Well, for a start, we don't actually have a right to clean air. It's not written into our bill of human rights as the GBH has never given us one. But if you want fresh air, go climb Everest, because it's the only place you'll find it. But be warned, due to mounting CO2 levels, ozone depletion, and industrial pollution you'll get skin cancer forty times quicker than lying on a beach at Clacton.
Fuck the cake! Lets light this bad boy up.
I just don't understand why we’ve persecuted smokers when A: we could easily move away from them. And B: depending on whose expert research you read, second hand smoke is the least harmful of the cocktail of pollutants we all breath in 24/7. And C: There are real issues at stake. Surely one needs to pick ones battles. Banning smoking isn't even a skirmish. The battle to clean up the atmosphere is a mammoth one. If the pollutants from car exhausts were bright red, I'm sure the world would be an entirely different place today. Industry pumps out millions of tons of pollutants each day. C02 levels continue to rise. The world is slowly choking to death. It's a pity some don't go after the real polluters with as much enthusiasms as they have with smokers. But then again, I guess, smokers are easy targets.
Anyways that’s not why we owe them a debt of gratitude. This is. Here’s the maths:
There are 10 Million smokers each paying £6.53p (the tax revenue on one pack) a day for the privilege. Times that by 365 and that equates to a gargantuan £24 Billion a year that smokers cough up in additional taxes. That's money non smokers would have to fork out when smoking is eventually banned. And before anyone emails me: Smokers account for 7.8% of hospital admissions which cost the NHS 2.7 billion.
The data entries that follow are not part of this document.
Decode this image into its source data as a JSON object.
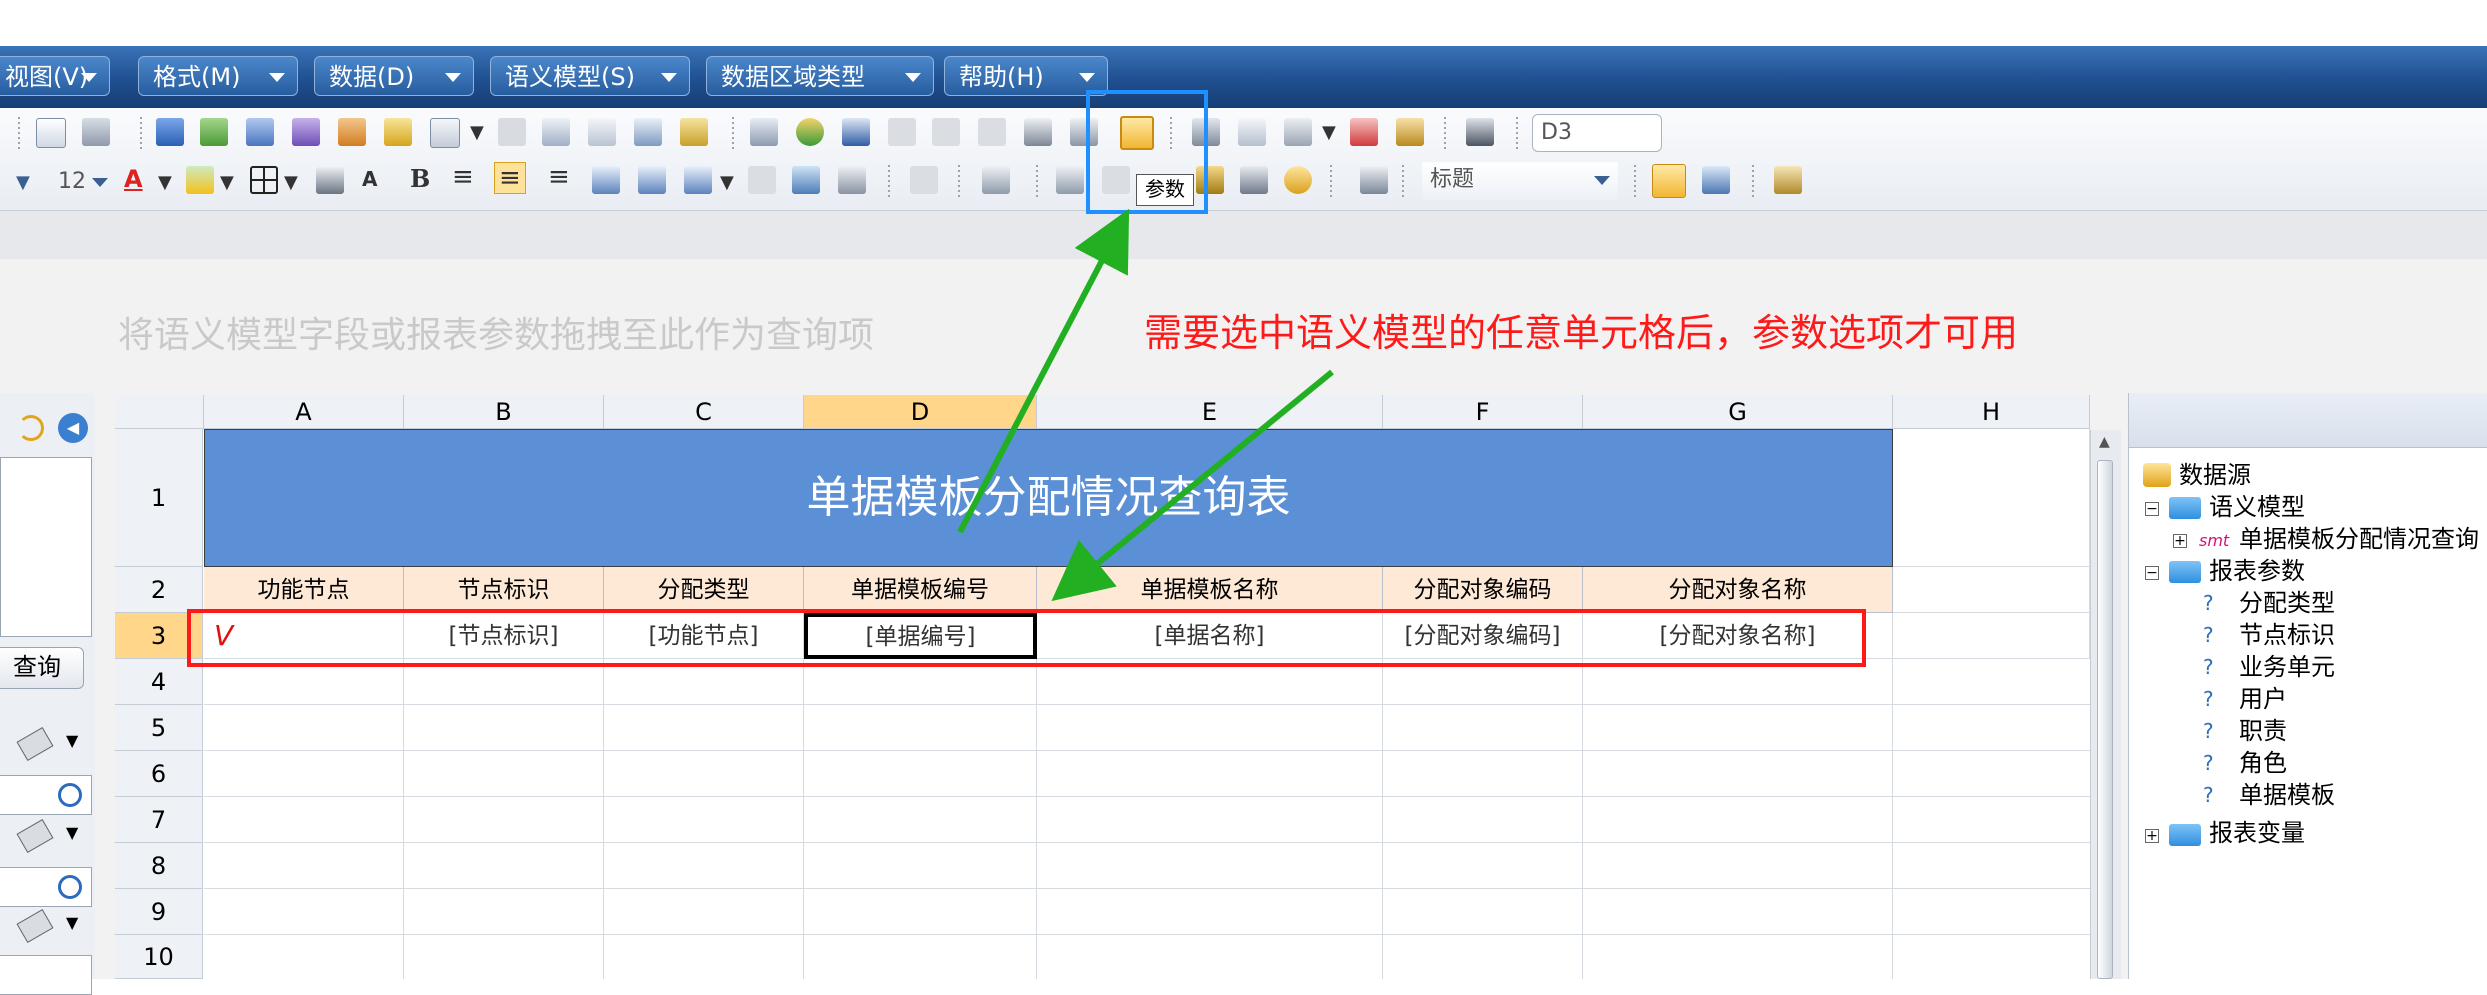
{
  "menubar": {
    "items": [
      {
        "label": "视图(V)"
      },
      {
        "label": "格式(M)"
      },
      {
        "label": "数据(D)"
      },
      {
        "label": "语义模型(S)"
      },
      {
        "label": "数据区域类型"
      },
      {
        "label": "帮助(H)"
      }
    ]
  },
  "toolbar": {
    "cell_ref": "D3",
    "font_size": "12",
    "style_name": "标题",
    "tooltip": "参数"
  },
  "query_placeholder": "将语义模型字段或报表参数拖拽至此作为查询项",
  "annotation": "需要选中语义模型的任意单元格后，参数选项才可用",
  "sheet": {
    "columns": [
      "A",
      "B",
      "C",
      "D",
      "E",
      "F",
      "G",
      "H"
    ],
    "rows": [
      "1",
      "2",
      "3",
      "4",
      "5",
      "6",
      "7",
      "8",
      "9",
      "10"
    ],
    "title": "单据模板分配情况查询表",
    "headers": [
      "功能节点",
      "节点标识",
      "分配类型",
      "单据模板编号",
      "单据模板名称",
      "分配对象编码",
      "分配对象名称"
    ],
    "row3": [
      "",
      "[节点标识]",
      "[功能节点]",
      "[单据编号]",
      "[单据名称]",
      "[分配对象编码]",
      "[分配对象名称]"
    ],
    "row3_first_mark": "V"
  },
  "left_panel": {
    "query_button": "查询"
  },
  "tree": {
    "root": "数据源",
    "semantic_model": "语义模型",
    "smt_badge": "smt",
    "smt_item": "单据模板分配情况查询",
    "report_params": "报表参数",
    "params": [
      "分配类型",
      "节点标识",
      "业务单元",
      "用户",
      "职责",
      "角色",
      "单据模板"
    ],
    "report_vars": "报表变量"
  },
  "colors": {
    "menubar": "#1f4f8f",
    "title_fill": "#5b8fd6",
    "header_fill": "#fde9d6",
    "selected_header": "#ffd68a",
    "annotation_red": "#ff1a1a",
    "arrow_green": "#22b022",
    "highlight_blue": "#1e90ff"
  }
}
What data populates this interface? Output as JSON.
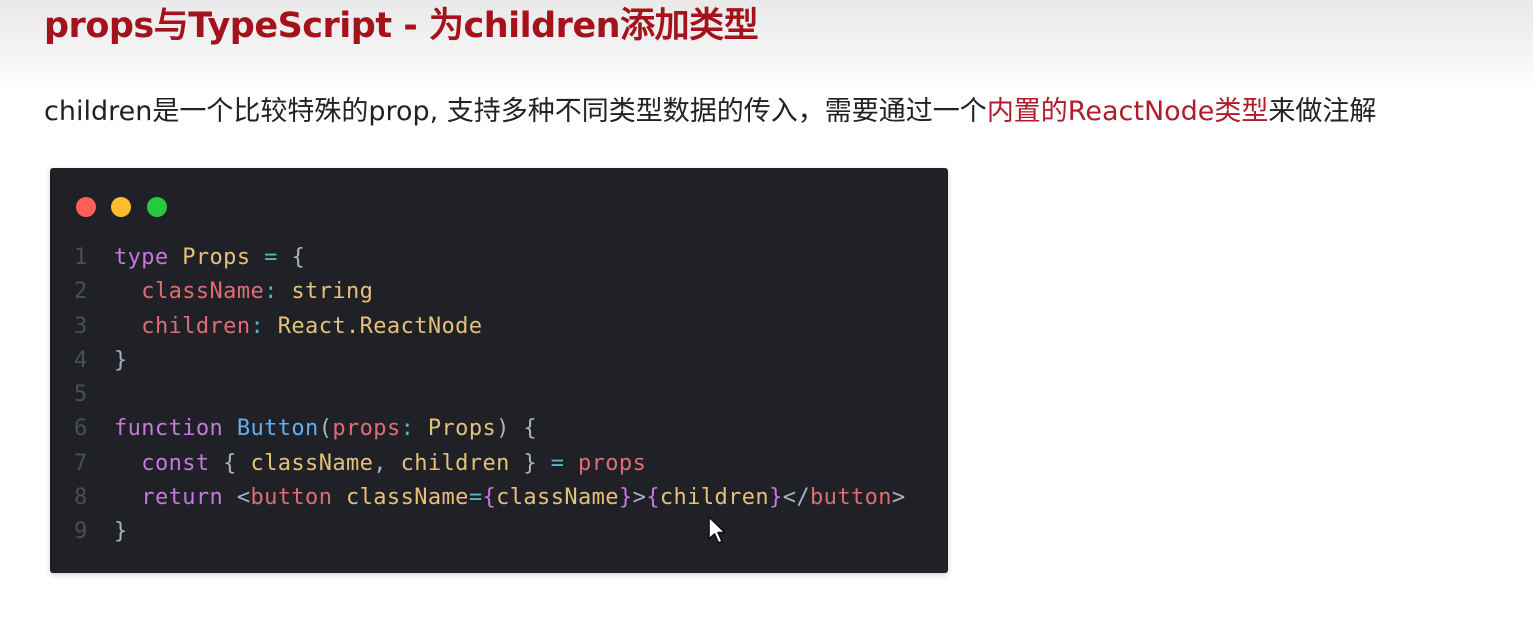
{
  "slide": {
    "title": "props与TypeScript - 为children添加类型"
  },
  "description": {
    "before": "children是一个比较特殊的prop, 支持多种不同类型数据的传入，需要通过一个",
    "highlight": "内置的ReactNode类型",
    "after": "来做注解"
  },
  "code_window": {
    "window_controls": [
      "close",
      "minimize",
      "maximize"
    ],
    "lines": [
      {
        "number": "1",
        "tokens": [
          {
            "text": "type",
            "kind": "kw"
          },
          {
            "text": " ",
            "kind": "pu"
          },
          {
            "text": "Props",
            "kind": "ty"
          },
          {
            "text": " ",
            "kind": "pu"
          },
          {
            "text": "=",
            "kind": "op"
          },
          {
            "text": " {",
            "kind": "pu"
          }
        ]
      },
      {
        "number": "2",
        "tokens": [
          {
            "text": "  ",
            "kind": "pu"
          },
          {
            "text": "className",
            "kind": "pr"
          },
          {
            "text": ": ",
            "kind": "op"
          },
          {
            "text": "string",
            "kind": "ty"
          }
        ]
      },
      {
        "number": "3",
        "tokens": [
          {
            "text": "  ",
            "kind": "pu"
          },
          {
            "text": "children",
            "kind": "pr"
          },
          {
            "text": ": ",
            "kind": "op"
          },
          {
            "text": "React.ReactNode",
            "kind": "ty"
          }
        ]
      },
      {
        "number": "4",
        "tokens": [
          {
            "text": "}",
            "kind": "pu"
          }
        ]
      },
      {
        "number": "5",
        "tokens": []
      },
      {
        "number": "6",
        "tokens": [
          {
            "text": "function",
            "kind": "kw"
          },
          {
            "text": " ",
            "kind": "pu"
          },
          {
            "text": "Button",
            "kind": "fn"
          },
          {
            "text": "(",
            "kind": "pu"
          },
          {
            "text": "props",
            "kind": "pr"
          },
          {
            "text": ": ",
            "kind": "op"
          },
          {
            "text": "Props",
            "kind": "ty"
          },
          {
            "text": ") {",
            "kind": "pu"
          }
        ]
      },
      {
        "number": "7",
        "tokens": [
          {
            "text": "  ",
            "kind": "pu"
          },
          {
            "text": "const",
            "kind": "kw"
          },
          {
            "text": " { ",
            "kind": "pu"
          },
          {
            "text": "className",
            "kind": "ty"
          },
          {
            "text": ", ",
            "kind": "pu"
          },
          {
            "text": "children",
            "kind": "ty"
          },
          {
            "text": " } ",
            "kind": "pu"
          },
          {
            "text": "=",
            "kind": "op"
          },
          {
            "text": " ",
            "kind": "pu"
          },
          {
            "text": "props",
            "kind": "pr"
          }
        ]
      },
      {
        "number": "8",
        "tokens": [
          {
            "text": "  ",
            "kind": "pu"
          },
          {
            "text": "return",
            "kind": "kw"
          },
          {
            "text": " <",
            "kind": "pu"
          },
          {
            "text": "button",
            "kind": "tg"
          },
          {
            "text": " ",
            "kind": "pu"
          },
          {
            "text": "className",
            "kind": "ty"
          },
          {
            "text": "=",
            "kind": "op"
          },
          {
            "text": "{",
            "kind": "kw"
          },
          {
            "text": "className",
            "kind": "ty"
          },
          {
            "text": "}",
            "kind": "kw"
          },
          {
            "text": ">",
            "kind": "pu"
          },
          {
            "text": "{",
            "kind": "kw"
          },
          {
            "text": "children",
            "kind": "ty"
          },
          {
            "text": "}",
            "kind": "kw"
          },
          {
            "text": "</",
            "kind": "pu"
          },
          {
            "text": "button",
            "kind": "tg"
          },
          {
            "text": ">",
            "kind": "pu"
          }
        ]
      },
      {
        "number": "9",
        "tokens": [
          {
            "text": "}",
            "kind": "pu"
          }
        ]
      }
    ]
  },
  "colors": {
    "title": "#a5121c",
    "highlight": "#b01c2c",
    "code_background": "#1f2127",
    "keyword": "#c678dd",
    "type": "#e5c07b",
    "property": "#e06c75",
    "function": "#61afef",
    "operator": "#56b6c2"
  },
  "icons": {
    "cursor": "mouse-pointer-icon"
  }
}
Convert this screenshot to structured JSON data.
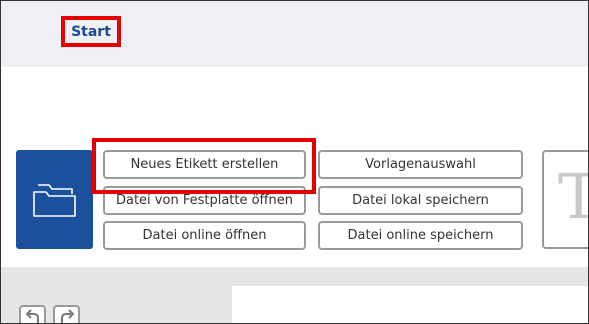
{
  "topbar": {
    "tab_start": "Start"
  },
  "ribbon": {
    "open_folder_icon": "folder-icon",
    "buttons": {
      "new_label": "Neues Etikett erstellen",
      "open_disk": "Datei von Festplatte öffnen",
      "open_online": "Datei online öffnen",
      "templates": "Vorlagenauswahl",
      "save_local": "Datei lokal speichern",
      "save_online": "Datei online speichern"
    },
    "text_tool_glyph": "T"
  },
  "workspace": {
    "undo_icon": "undo-icon",
    "redo_icon": "redo-icon"
  },
  "colors": {
    "accent": "#1c4f9c",
    "highlight": "#e30000",
    "tab_text": "#1a4b99"
  }
}
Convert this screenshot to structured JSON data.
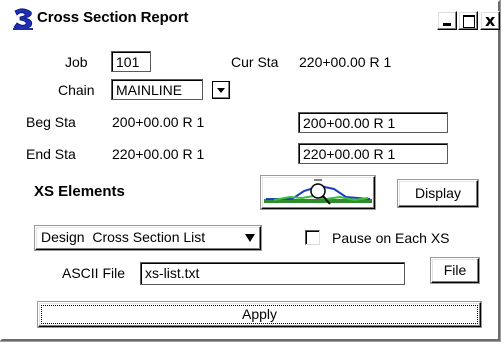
{
  "window": {
    "title": "Cross Section Report",
    "logo_icon": "geopak-logo-icon",
    "controls": {
      "minimize_icon": "minimize-icon",
      "maximize_icon": "maximize-icon",
      "close_glyph": "x"
    }
  },
  "job": {
    "label": "Job",
    "value": "101"
  },
  "cur_sta": {
    "label": "Cur Sta",
    "value": "220+00.00 R 1"
  },
  "chain": {
    "label": "Chain",
    "value": "MAINLINE"
  },
  "beg_sta": {
    "label": "Beg Sta",
    "display": "200+00.00 R 1",
    "value": "200+00.00 R 1"
  },
  "end_sta": {
    "label": "End Sta",
    "display": "220+00.00 R 1",
    "value": "220+00.00 R 1"
  },
  "xs_elements": {
    "label": "XS Elements",
    "icon": "cross-section-view-icon",
    "display_label": "Display"
  },
  "design_select": {
    "value": "Design  Cross Section List"
  },
  "pause_checkbox": {
    "label": "Pause on Each XS",
    "checked": false
  },
  "ascii_file": {
    "label": "ASCII File",
    "value": "xs-list.txt",
    "file_label": "File"
  },
  "apply_label": "Apply"
}
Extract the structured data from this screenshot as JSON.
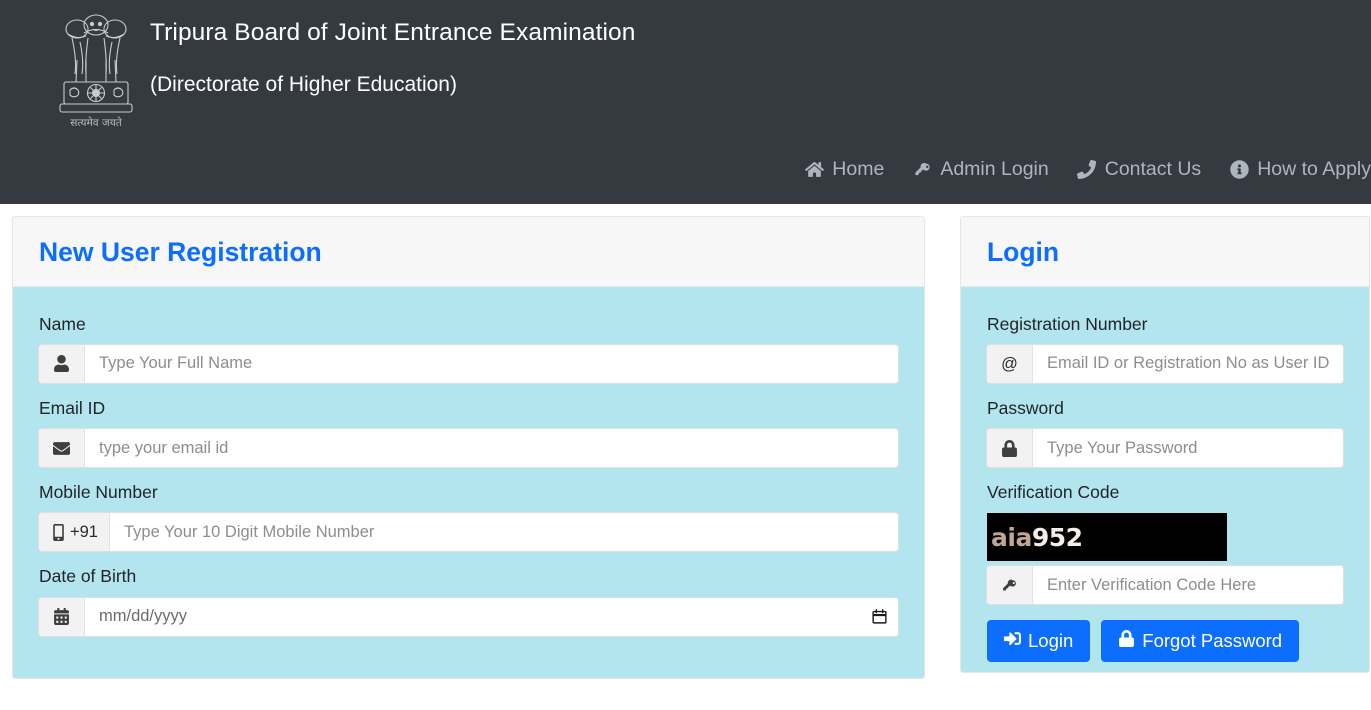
{
  "header": {
    "emblem_alt": "national-emblem-of-india",
    "emblem_motto": "सत्यमेव जयते",
    "title": "Tripura Board of Joint Entrance Examination",
    "subtitle": "(Directorate of Higher Education)",
    "background_color": "#343a40",
    "nav": [
      {
        "label": "Home",
        "icon": "home-icon"
      },
      {
        "label": "Admin Login",
        "icon": "key-icon"
      },
      {
        "label": "Contact Us",
        "icon": "phone-icon"
      },
      {
        "label": "How to Apply",
        "icon": "info-circle-icon"
      }
    ]
  },
  "registration": {
    "title": "New User Registration",
    "title_color": "#0d6efd",
    "body_color": "#b3e5ef",
    "fields": [
      {
        "label": "Name",
        "icon": "user-icon",
        "addon_text": "",
        "placeholder": "Type Your Full Name",
        "value": ""
      },
      {
        "label": "Email ID",
        "icon": "envelope-icon",
        "addon_text": "",
        "placeholder": "type your email id",
        "value": ""
      },
      {
        "label": "Mobile Number",
        "icon": "mobile-icon",
        "addon_text": "+91",
        "placeholder": "Type Your 10 Digit Mobile Number",
        "value": ""
      },
      {
        "label": "Date of Birth",
        "icon": "calendar-icon",
        "addon_text": "",
        "placeholder": "mm/dd/yyyy",
        "value": ""
      }
    ]
  },
  "login": {
    "title": "Login",
    "title_color": "#0d6efd",
    "body_color": "#b3e5ef",
    "registration_number_label": "Registration Number",
    "registration_number_addon": "@",
    "registration_number_placeholder": "Email ID or Registration No as User ID",
    "registration_number_value": "",
    "password_label": "Password",
    "password_icon": "lock-icon",
    "password_placeholder": "Type Your Password",
    "password_value": "",
    "verification_label": "Verification Code",
    "captcha_text_part1": "aia",
    "captcha_text_part2": "952",
    "captcha_full": "aia952",
    "captcha_bg": "#000000",
    "verification_icon": "key-icon",
    "verification_placeholder": "Enter Verification Code Here",
    "verification_value": "",
    "buttons": [
      {
        "label": "Login",
        "icon": "sign-in-icon",
        "color": "#0d6efd"
      },
      {
        "label": "Forgot Password",
        "icon": "lock-icon",
        "color": "#0d6efd"
      }
    ]
  }
}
And remember they also pay N.I
So do me a favour next time you see a smoker say thanks, as they're saving you a fortune.
Ya'll have a good, smoke free weekend.
Sources: The Tobacco Manufactures Association: ASH:: The Treasury